“You have to create income. Where is the 100 billion that Cîțu (Finance Minister Florin Cîțu) borrowed? I asked him 100 times. He never answers. If he doesn’t create income, where does he get the money? If he has frozen everything, there is no more consumption, where is the income coming from? If you don’t have investments…(…) You haven’t started any new investment,” the social-democrat leader said.
Previous governments didn’t know what to do with international loans
Also in 2021, the same Social Democrat leader spoke of a “wage freeze” at a time when Romania’s public debt was approaching 50% of GDP.
Marcel Ciolacu, like all opposition parties in pre-election moments, also raised the issue of the country’s public debt, describing the situation as a “widespread robbery”, referring to the legislation which stipulates that if the public debt exceeds 50% of GDP, the government is obliged to take measures, including “freezing salaries”. Ironically, Romania’s public debt has remained at the threatening level of almost half of GDP for two years now. According to Eurostat data, Romania recorded a debt of 49% of GDP in the first quarter of 2023, compared to a level of 47.3% of GDP in the previous three months and 48.3% in the first three months of 2022. It is in the second half of Europe, among the countries that recorded increases last year.
But, as economists quoted by Free Europe point out, it’s not the figures that need to worry.
“Things have to be looked at differently for rich and less rich countries. Because if you look at the public debt of the US or the UK, it is comparatively much higher than that of Romania. But those two countries can always meet the payments. In the case of Romania, we see that the public debt is increasing because we don’t have the capacity to pay our maturing debts and then we roll them over and inflate them,” said a source quoted by Free Europe.
Remember (and conclude) 2010: the worst year for the labor market
In 2010 – the time of the most famous “reform” of the Romanian budget system – Romania and Hungary were the countries in Central and Eastern Europe with the largest borrowings from international institutions, €20 billion each, followed by Ukraine with €11.7 billion and Latvia with €7.5 billion. However, since then, these debts have increased through other loans taken out on more or less advantageous terms, with much of the money going to the functioning of the state instead of investment, a fact that has even been recognized by the governments that have been in power in Romania for the last three decades.
According to economic analysts 2010 was the “worst year for the labor market”. It was a year in which unemployment reached a record high, 260,000 employees disappeared from the economy at the fastest pace of private sector layoffs and a quarter of employees – those in the budget system – lost 25% of their salaries. At the same time, the government led by liberal-democrat Prime Minister Emil Boc raised the VAT rate from 19% to 24% in a shock decision that took the business world by surprise. The unemployment rate in March 2010 reached its highest level since 2003 – almost 8.4% – when more than 765,000 unemployed people were registered with the employment agencies. It was only in September 2018, nine years on, that unemployment fell to 3.4% and the number of unemployed people fell to less than 300,000.

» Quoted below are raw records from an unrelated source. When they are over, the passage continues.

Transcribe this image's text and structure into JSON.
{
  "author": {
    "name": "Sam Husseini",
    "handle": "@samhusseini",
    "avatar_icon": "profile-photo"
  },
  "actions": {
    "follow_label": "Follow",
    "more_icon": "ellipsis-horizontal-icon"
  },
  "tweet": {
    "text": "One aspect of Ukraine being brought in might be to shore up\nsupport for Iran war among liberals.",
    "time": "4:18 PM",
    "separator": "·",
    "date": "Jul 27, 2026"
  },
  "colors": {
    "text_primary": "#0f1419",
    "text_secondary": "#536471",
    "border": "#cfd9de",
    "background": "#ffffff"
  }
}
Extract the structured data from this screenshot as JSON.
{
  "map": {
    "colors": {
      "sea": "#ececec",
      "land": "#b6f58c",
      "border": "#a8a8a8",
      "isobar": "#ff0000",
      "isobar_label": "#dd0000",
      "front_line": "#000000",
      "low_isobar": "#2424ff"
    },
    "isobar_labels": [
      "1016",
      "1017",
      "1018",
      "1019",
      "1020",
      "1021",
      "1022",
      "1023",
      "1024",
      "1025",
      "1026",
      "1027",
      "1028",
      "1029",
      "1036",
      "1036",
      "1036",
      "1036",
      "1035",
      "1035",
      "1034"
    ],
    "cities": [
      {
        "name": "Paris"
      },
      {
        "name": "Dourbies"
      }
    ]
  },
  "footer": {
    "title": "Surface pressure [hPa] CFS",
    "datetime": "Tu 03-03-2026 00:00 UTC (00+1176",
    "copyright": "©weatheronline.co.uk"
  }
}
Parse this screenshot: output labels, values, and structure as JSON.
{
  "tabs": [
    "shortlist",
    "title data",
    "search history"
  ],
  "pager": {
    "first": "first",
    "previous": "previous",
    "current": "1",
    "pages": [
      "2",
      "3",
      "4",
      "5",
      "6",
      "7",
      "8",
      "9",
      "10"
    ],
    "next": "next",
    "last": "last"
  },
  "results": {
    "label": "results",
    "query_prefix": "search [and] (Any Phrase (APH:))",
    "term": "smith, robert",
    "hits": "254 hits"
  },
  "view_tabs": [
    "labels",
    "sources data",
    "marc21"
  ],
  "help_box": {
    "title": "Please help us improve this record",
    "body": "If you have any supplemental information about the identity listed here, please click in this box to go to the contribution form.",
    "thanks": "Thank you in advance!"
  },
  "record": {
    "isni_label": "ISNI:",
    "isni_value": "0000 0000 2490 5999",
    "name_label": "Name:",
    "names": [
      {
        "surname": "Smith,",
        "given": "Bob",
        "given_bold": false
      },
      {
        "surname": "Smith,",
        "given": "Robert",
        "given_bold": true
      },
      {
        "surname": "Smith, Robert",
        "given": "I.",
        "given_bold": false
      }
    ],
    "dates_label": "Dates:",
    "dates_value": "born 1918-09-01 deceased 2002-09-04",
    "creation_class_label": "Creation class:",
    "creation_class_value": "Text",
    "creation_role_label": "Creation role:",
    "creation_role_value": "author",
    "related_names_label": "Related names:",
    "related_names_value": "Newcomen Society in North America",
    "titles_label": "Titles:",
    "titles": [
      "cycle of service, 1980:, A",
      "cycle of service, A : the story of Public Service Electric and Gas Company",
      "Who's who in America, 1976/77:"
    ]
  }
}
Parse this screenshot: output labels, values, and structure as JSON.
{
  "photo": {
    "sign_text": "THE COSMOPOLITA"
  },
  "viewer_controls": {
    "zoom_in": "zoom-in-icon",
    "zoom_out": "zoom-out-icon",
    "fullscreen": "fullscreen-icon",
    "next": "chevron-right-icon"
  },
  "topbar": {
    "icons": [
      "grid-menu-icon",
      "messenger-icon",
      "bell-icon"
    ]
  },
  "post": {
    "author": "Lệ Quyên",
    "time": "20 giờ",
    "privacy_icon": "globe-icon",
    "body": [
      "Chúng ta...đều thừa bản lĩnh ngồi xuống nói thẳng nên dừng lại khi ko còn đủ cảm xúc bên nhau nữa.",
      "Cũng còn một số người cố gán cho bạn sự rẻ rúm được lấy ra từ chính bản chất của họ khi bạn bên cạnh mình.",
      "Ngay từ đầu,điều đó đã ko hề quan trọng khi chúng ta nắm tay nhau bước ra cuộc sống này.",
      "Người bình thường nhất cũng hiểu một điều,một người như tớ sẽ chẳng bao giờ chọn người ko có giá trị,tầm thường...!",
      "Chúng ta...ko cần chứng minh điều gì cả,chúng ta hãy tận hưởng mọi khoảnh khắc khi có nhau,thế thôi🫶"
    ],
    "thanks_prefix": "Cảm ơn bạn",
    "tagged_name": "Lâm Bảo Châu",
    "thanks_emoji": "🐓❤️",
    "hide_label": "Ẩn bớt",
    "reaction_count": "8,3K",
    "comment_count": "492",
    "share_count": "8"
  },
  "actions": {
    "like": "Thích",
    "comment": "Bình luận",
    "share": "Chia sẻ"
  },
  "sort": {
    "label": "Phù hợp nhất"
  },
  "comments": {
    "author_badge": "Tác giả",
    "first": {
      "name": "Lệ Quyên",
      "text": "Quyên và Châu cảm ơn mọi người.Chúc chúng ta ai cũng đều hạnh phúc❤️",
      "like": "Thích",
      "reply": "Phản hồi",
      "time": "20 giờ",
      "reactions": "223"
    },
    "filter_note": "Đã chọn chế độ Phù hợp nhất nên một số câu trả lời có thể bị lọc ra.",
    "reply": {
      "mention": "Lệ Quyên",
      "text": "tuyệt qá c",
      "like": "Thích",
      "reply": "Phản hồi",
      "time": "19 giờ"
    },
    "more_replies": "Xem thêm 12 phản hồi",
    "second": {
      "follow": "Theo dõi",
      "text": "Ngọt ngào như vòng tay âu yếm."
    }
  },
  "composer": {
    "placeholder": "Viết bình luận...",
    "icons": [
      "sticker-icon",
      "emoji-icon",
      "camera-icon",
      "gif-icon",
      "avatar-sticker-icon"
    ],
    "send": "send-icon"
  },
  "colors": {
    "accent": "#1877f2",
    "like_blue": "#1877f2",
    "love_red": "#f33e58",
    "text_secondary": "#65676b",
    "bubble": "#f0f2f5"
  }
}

2010 was also the second year in which the private sector displayed massive layoffs, with 4.1 million employees left in the economy at the end of the year, more than 260,000 fewer than the previous year. On top of that, the economy officially surpassed its pre-2008 crisis level in terms of employment only in May 2017.